Scott Charmoli Wiki – Biography
Scott Charmoli, A Wisconsin dentist has been accused of purposefully damaging his patients’ teeth in a scheme to fraudulently obtain insurance money for their crown procedures.
Charmoli, who lives in Grafton, Wisconsin, allegedly began his scheme in January 2016 by falsely advising patients that they needed crowns.
He would then allegedly damage the patients’ teeth during the crown procedure and use photos and X-rays of that damage to obtain insurance coverage for the crowns, the indictment alleges.
Scott Charmoli Age
Scott Charmoli is 60-years-old.
Charged & Arrested
A Wisconsin dentist has been accused of purposefully damaging his patients’ teeth in a scheme to fraudulently obtain insurance money for their crown procedures.
Scott Charmoli, 60, was indicted by a federal grand jury on Tuesday on multiple accounts of health care fraud and false statements relating to health care matters, the United States Attorney for the Eastern District of Wisconsin Matthew D. Krueger announced this week in a press release.
“The indictment asserts that by submitting X-rays and photographs of teeth he had purposefully altered, Charmoli made materially false and fraudulent statements to insurance companies in connection with the delivery of, and payment for, health care benefits,” Krueger’s press release states.

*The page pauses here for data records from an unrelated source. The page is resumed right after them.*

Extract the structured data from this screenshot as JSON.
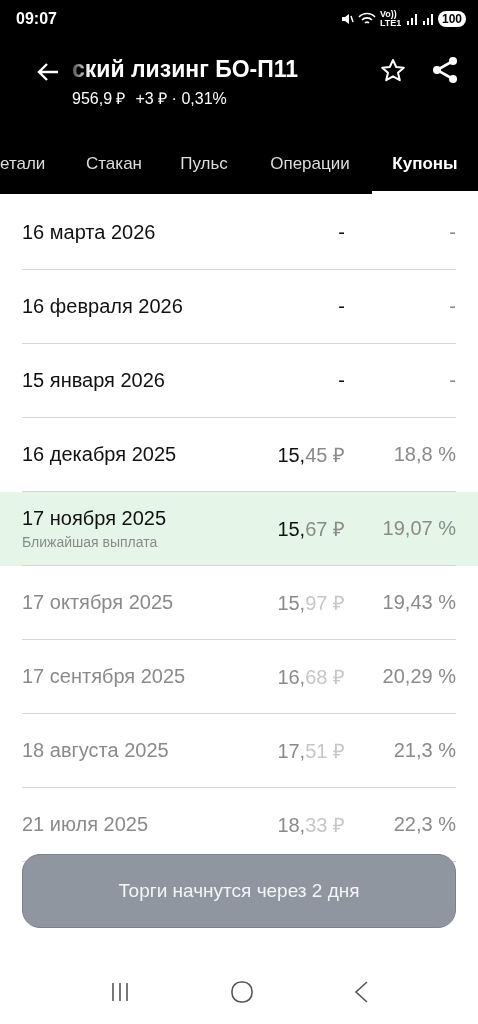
{
  "status_bar": {
    "time": "09:07",
    "battery": "100",
    "volte": "Vo)) LTE1"
  },
  "header": {
    "title": "ский лизинг БО-П11",
    "price": "956,9 ₽",
    "change": "+3 ₽ · 0,31%",
    "favorite": false
  },
  "tabs": [
    {
      "label": "етали",
      "selected": false
    },
    {
      "label": "Стакан",
      "selected": false
    },
    {
      "label": "Пульс",
      "selected": false
    },
    {
      "label": "Операции",
      "selected": false
    },
    {
      "label": "Купоны",
      "selected": true
    }
  ],
  "coupons": [
    {
      "date": "16 марта 2026",
      "amount_main": "-",
      "percent": "-",
      "past": false,
      "next": false
    },
    {
      "date": "16 февраля 2026",
      "amount_main": "-",
      "percent": "-",
      "past": false,
      "next": false
    },
    {
      "date": "15 января 2026",
      "amount_main": "-",
      "percent": "-",
      "past": false,
      "next": false
    },
    {
      "date": "16 декабря 2025",
      "amount_main": "15,",
      "amount_fraction": "45 ₽",
      "percent": "18,8 %",
      "past": false,
      "next": false
    },
    {
      "date": "17 ноября 2025",
      "note": "Ближайшая выплата",
      "amount_main": "15,",
      "amount_fraction": "67 ₽",
      "percent": "19,07 %",
      "past": false,
      "next": true
    },
    {
      "date": "17 октября 2025",
      "amount_main": "15,",
      "amount_fraction": "97 ₽",
      "percent": "19,43 %",
      "past": true,
      "next": false
    },
    {
      "date": "17 сентября 2025",
      "amount_main": "16,",
      "amount_fraction": "68 ₽",
      "percent": "20,29 %",
      "past": true,
      "next": false
    },
    {
      "date": "18 августа 2025",
      "amount_main": "17,",
      "amount_fraction": "51 ₽",
      "percent": "21,3 %",
      "past": true,
      "next": false
    },
    {
      "date": "21 июля 2025",
      "amount_main": "18,",
      "amount_fraction": "33 ₽",
      "percent": "22,3 %",
      "past": true,
      "next": false
    }
  ],
  "action_button": {
    "label": "Торги начнутся через 2 дня",
    "disabled": true
  }
}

Charmoli allegedly performed more than $2 million worth of crown procedures between January 1, 2018, and August 7, 2019 alone.
“The Justice Department focuses on prosecuting health care fraud not only to protect health care funds but also to protect patients who entrust their well being to providers,” Krueger said in a statement.
Charmoli could face up to 20 years in prison, three years of supervised release, up to a $250,000 fine and $100 special assessment if he is convicted, the DOJ said.
The dentist is scheduled for arraignment and a plea hearing on December 30, ABC News reported. Charmoli’s attorney could not immediately be reached by PEOPLE.
The indictment said Charmoli would frequently take photographs or an X-ray of the tooth and show the patient a line or a spot that Charmoli would say was a fracture.
The court documents said the patients would believe Charmoli because “he was the expert.”
The indictment said during the procedure, Charmoli would use a drill to break off a portion, most often a cusp, of the patient’s tooth.
Then, after intentionally damaging the tooth, the indictment said Charmoli would take another X-ray showing the broken tooth, then would perform the crown procedure and submit it all to insurance.
Court documents say as part of his scheme, Charmoli performed a large number of crown procedures.